◆ **Problem statement**:
The records follow. Count the lines holding "true" and give only the number.

-- Excerpted data follows --

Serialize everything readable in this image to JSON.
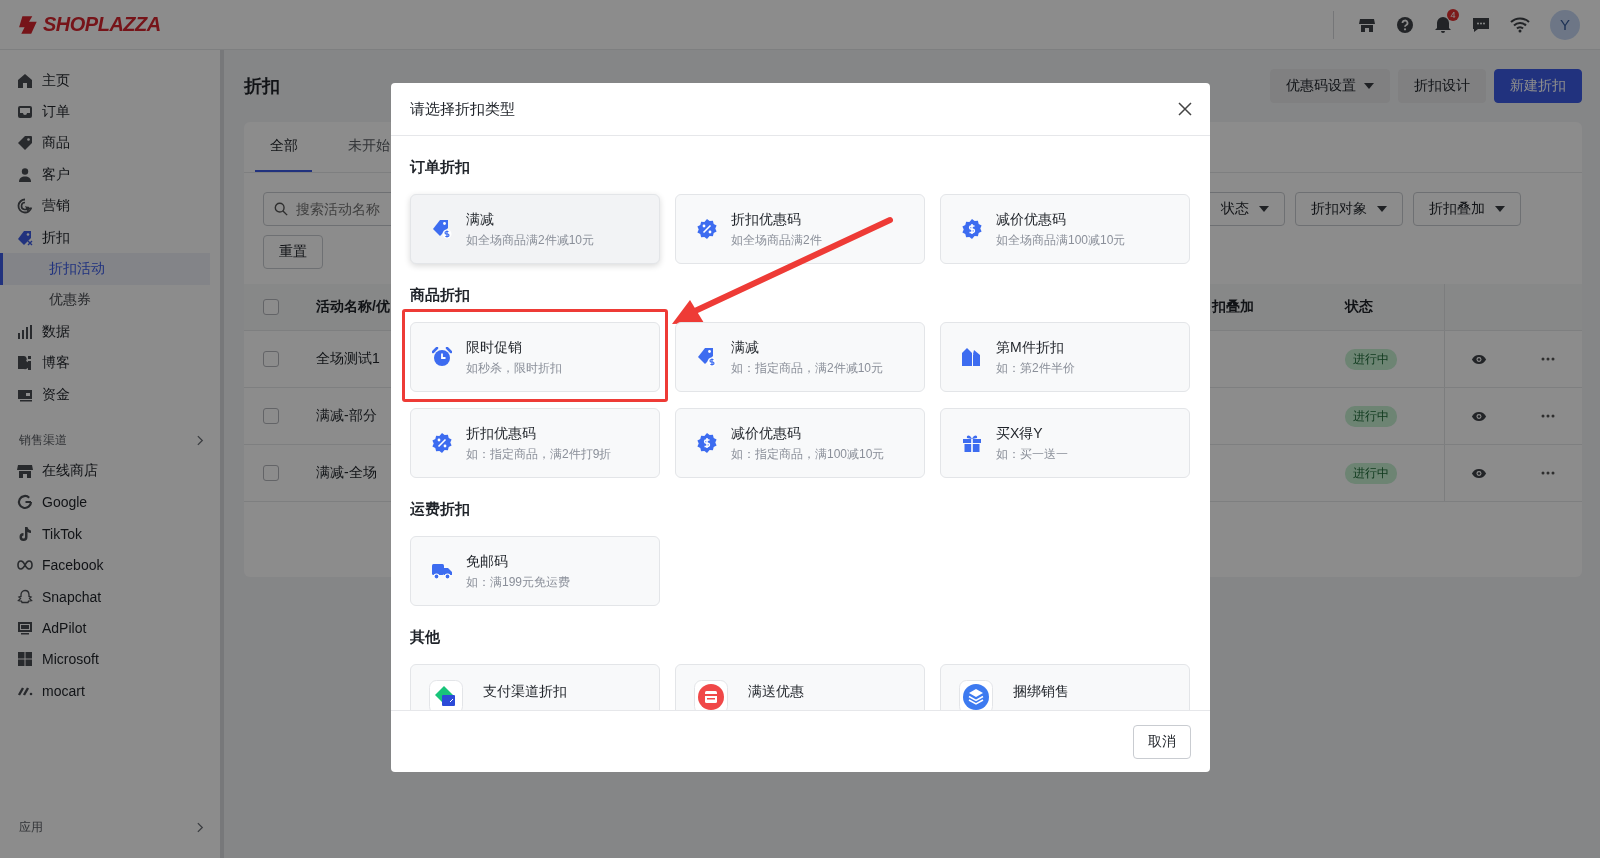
{
  "topbar": {
    "logo": "SHOPLAZZA",
    "notification_count": "4",
    "avatar": "Y"
  },
  "sidebar": {
    "items": [
      {
        "label": "主页",
        "selected": false
      },
      {
        "label": "订单",
        "selected": false
      },
      {
        "label": "商品",
        "selected": false
      },
      {
        "label": "客户",
        "selected": false
      },
      {
        "label": "营销",
        "selected": false
      },
      {
        "label": "折扣",
        "selected": false,
        "children": [
          {
            "label": "折扣活动",
            "selected": true
          },
          {
            "label": "优惠券",
            "selected": false
          }
        ]
      },
      {
        "label": "数据",
        "selected": false
      },
      {
        "label": "博客",
        "selected": false
      },
      {
        "label": "资金",
        "selected": false
      }
    ],
    "channels_header": "销售渠道",
    "channels": [
      {
        "label": "在线商店"
      },
      {
        "label": "Google"
      },
      {
        "label": "TikTok"
      },
      {
        "label": "Facebook"
      },
      {
        "label": "Snapchat"
      },
      {
        "label": "AdPilot"
      },
      {
        "label": "Microsoft"
      },
      {
        "label": "mocart"
      }
    ],
    "apps_header": "应用"
  },
  "page": {
    "title": "折扣",
    "actions": [
      {
        "label": "优惠码设置",
        "kind": "dropdown"
      },
      {
        "label": "折扣设计",
        "kind": "default"
      },
      {
        "label": "新建折扣",
        "kind": "primary"
      }
    ],
    "tabs": [
      {
        "label": "全部",
        "selected": true
      },
      {
        "label": "未开始",
        "selected": false
      }
    ],
    "search": {
      "placeholder": "搜索活动名称"
    },
    "filters": [
      "状态",
      "折扣对象",
      "折扣叠加"
    ],
    "reset": "重置",
    "table": {
      "header_checked": false,
      "columns": [
        "活动名称/优",
        "扣叠加",
        "状态"
      ],
      "rows": [
        {
          "checked": false,
          "name": "全场测试1",
          "status": "进行中"
        },
        {
          "checked": false,
          "name": "满减-部分",
          "status": "进行中"
        },
        {
          "checked": false,
          "name": "满减-全场",
          "status": "进行中"
        }
      ]
    }
  },
  "dialog": {
    "title": "请选择折扣类型",
    "cancel": "取消",
    "sections": [
      {
        "title": "订单折扣",
        "cards": [
          {
            "kind": "tag",
            "title": "满减",
            "description": "如全场商品满2件减10元",
            "hovered": true,
            "annotated": false
          },
          {
            "kind": "percent",
            "title": "折扣优惠码",
            "description": "如全场商品满2件",
            "hovered": false,
            "annotated": false
          },
          {
            "kind": "dollar",
            "title": "减价优惠码",
            "description": "如全场商品满100减10元",
            "hovered": false,
            "annotated": false
          }
        ]
      },
      {
        "title": "商品折扣",
        "cards": [
          {
            "kind": "alarm",
            "title": "限时促销",
            "description": "如秒杀，限时折扣",
            "hovered": false,
            "annotated": true
          },
          {
            "kind": "tag",
            "title": "满减",
            "description": "如：指定商品，满2件减10元",
            "hovered": false,
            "annotated": false
          },
          {
            "kind": "tags",
            "title": "第M件折扣",
            "description": "如：第2件半价",
            "hovered": false,
            "annotated": false
          },
          {
            "kind": "percent",
            "title": "折扣优惠码",
            "description": "如：指定商品，满2件打9折",
            "hovered": false,
            "annotated": false
          },
          {
            "kind": "dollar",
            "title": "减价优惠码",
            "description": "如：指定商品，满100减10元",
            "hovered": false,
            "annotated": false
          },
          {
            "kind": "gift",
            "title": "买X得Y",
            "description": "如：买一送一",
            "hovered": false,
            "annotated": false
          }
        ]
      },
      {
        "title": "运费折扣",
        "cards": [
          {
            "kind": "truck",
            "title": "免邮码",
            "description": "如：满199元免运费",
            "hovered": false,
            "annotated": false
          }
        ]
      },
      {
        "title": "其他",
        "cards": [
          {
            "kind": "payment",
            "title": "支付渠道折扣",
            "hovered": false,
            "annotated": false
          },
          {
            "kind": "giveaway",
            "title": "满送优惠",
            "hovered": false,
            "annotated": false
          },
          {
            "kind": "bundle",
            "title": "捆绑销售",
            "hovered": false,
            "annotated": false
          }
        ]
      }
    ]
  }
}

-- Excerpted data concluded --

◆ **Response**:
4